Articles Posted in Construction Accidents

A Maryland personal injury action is initiated when the plaintiff files a pleading, commonly referred to as the complaint, with the courts.  If the complaint does not conform to the Maryland Rules, it may be dismissed, as in an October 20, 2021 case before the Court of Special Appeals.  The plaintiff brought the appeal after the circuit court dismissed his complaint and denied his motion to file an amended complaint.

The plaintiff in the case was injured while performing his job as a construction worker.  As he was using a bore for the installation of a gas pipeline, the tool caught on his foot.  His foot slipped and went inside the machine, resulting in severe injuries to his foot and a partial amputation.  The plaintiff filed a negligence action against multiple companies and contractors present on the job site, as well as the owner of the property, and sought damages exceeding two million dollars.
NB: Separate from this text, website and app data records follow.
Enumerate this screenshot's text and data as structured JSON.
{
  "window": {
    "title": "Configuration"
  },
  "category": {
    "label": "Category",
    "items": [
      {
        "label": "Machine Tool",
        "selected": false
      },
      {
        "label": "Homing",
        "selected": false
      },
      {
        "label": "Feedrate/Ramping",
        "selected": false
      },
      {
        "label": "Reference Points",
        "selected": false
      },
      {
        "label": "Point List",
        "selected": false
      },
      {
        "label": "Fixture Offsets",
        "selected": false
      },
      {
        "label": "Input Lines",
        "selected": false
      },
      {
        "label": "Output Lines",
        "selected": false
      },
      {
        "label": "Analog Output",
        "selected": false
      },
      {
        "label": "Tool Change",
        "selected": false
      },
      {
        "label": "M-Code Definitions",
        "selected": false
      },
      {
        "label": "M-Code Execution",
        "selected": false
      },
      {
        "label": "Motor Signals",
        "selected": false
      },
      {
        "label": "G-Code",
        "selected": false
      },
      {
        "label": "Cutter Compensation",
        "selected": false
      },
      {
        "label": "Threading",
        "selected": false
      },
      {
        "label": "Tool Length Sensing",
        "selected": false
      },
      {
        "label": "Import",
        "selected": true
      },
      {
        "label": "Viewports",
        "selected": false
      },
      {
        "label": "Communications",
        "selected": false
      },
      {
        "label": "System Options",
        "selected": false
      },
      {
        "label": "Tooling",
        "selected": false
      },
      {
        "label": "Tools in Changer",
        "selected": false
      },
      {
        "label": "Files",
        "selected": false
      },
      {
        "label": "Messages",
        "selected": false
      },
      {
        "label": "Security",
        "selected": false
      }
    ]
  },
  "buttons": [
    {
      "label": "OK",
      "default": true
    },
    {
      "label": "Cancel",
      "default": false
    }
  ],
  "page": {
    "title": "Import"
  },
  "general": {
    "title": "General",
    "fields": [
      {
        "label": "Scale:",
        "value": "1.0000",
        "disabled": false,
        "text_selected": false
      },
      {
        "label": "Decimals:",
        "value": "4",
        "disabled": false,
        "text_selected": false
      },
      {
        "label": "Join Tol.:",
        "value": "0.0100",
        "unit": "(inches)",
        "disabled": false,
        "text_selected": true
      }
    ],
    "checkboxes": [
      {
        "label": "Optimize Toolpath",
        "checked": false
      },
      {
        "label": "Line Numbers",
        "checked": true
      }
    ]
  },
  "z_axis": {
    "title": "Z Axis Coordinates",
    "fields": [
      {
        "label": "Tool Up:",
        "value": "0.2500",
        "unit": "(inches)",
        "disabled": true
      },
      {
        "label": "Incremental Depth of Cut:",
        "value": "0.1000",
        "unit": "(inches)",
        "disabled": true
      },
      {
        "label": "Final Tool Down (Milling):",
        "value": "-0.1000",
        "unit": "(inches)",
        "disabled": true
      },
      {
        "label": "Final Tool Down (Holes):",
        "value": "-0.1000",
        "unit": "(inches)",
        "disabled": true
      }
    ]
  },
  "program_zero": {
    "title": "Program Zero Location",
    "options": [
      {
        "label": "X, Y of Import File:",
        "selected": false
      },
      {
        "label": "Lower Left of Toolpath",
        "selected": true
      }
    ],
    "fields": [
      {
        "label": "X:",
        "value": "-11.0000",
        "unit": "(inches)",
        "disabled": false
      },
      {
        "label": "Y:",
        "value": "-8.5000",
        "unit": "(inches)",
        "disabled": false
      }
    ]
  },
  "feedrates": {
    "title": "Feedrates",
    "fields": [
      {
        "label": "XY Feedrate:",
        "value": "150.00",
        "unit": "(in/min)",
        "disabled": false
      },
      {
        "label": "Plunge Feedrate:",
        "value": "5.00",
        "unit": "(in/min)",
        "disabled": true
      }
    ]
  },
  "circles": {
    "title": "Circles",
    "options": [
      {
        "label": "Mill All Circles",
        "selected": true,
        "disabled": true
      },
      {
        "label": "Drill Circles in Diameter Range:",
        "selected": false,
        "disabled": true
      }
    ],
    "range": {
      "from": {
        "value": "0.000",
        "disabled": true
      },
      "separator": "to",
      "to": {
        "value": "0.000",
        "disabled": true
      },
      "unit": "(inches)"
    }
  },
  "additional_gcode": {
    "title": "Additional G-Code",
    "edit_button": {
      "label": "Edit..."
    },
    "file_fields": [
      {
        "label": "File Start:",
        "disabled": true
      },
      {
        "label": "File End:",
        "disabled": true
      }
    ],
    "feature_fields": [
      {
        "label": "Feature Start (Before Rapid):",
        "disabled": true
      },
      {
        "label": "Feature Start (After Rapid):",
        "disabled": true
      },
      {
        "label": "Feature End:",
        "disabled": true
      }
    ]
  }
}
The defendants filed a motion to dismiss, arguing that the complaint did not comply with the Maryland Rules.  In particular, the defendants argued that the complaint failed to characterize the damages sought as being in excess of $75,000, asserted the same legal conclusions against all of the defendants, and failed to allege any facts establishing the liability of a specific defendant.  The plaintiff opposed the motion and sought to amend the complaint, which the circuit court denied.  The ruling effectively barred the plaintiff’s suit, as any re-filed action would be subject to a statue of limitations defense. 

Continue Reading ›

The Maryland Court of Special Appeals released an opinion in the case of Cash & Carry Am., Inc. v. Roof Solutions, Inc., 117 A.3d 52 (2015), providing a detailed explanation of the duty of care in a negligence action. The plaintiff in the case brought a negligence action against a contractor and subcontractor, alleging that their negligence caused a fire that damaged property belonging to his business. The question before the court was whether a roofing contractor who performs work on a structure owes a duty of care in tort to a third-party owner of personal property inside the structure. The Maryland Court of Special Appeals held that under the circumstances of the case, the roofing contractor did owe a duty of care to the third party, reversing the ruling of the lower court.

In Cash & Carry, the homeowner contracted with the defendants to replace the roof of his townhouse. A fire started on the roof when a torch used to heat tar paper ignited the wooden framework of the townhouse. The fire department put out the fire, but the water leaked into the house, damaging computers belonging to the homeowner’s business. The business brought a negligence action against the roofing contractors, seeking compensation for the damage caused by the fire. The lower court granted summary judgment in favor of the defendants, finding that they did not owe any legal duty to the business, which was not a party to the contract.

Continue Reading ›

There is increasing evidence that MRI scans could pose safety issues for consumers who use nicotine or other drug delivering patches according to the Food and Drug Administration. Apparently, small metal fragments are in several of the patches and can become heated during the scans which creates significant risks of burns. The FDA has issued several alerts about this potential complication. If you are having an MRI make sure to be very careful about any metal that has been inserted in your body from prior surgery or any foreign material attached to your body for any reason. As helpful as an MRI can be as a diagnostic tool, it can also pose significant safety risks depending on circumstances.

Medical negligence and medical devices
04/14/2009 03:01:45 PM

Several lawsuits have alleged that two medical device companies are intertwined with a doctor named in over 100 medical malpractice case. Continue Reading ›

With the invention of the Internet andhand held access through cell phones and PDAs, jurors are taking itupon themselves to investigate court cases on their own. Jurors areunder strict instruction to solely consider evidence presented in thecourtroom. Circuit Judge John C. Themelis of Baltimore, Marylandrecounts that a fellow judge declared a mistrial in a case where ajuror used the Internet to research a defendant’s criminal record. Local attorneys have heard stories that jurors have Googled their firm information through iPhones and other hand held devices.

When selected for a jury of any civilor criminal jury trial, the judge reads a set of instructions andclearly states, Continue Reading ›

Contact Information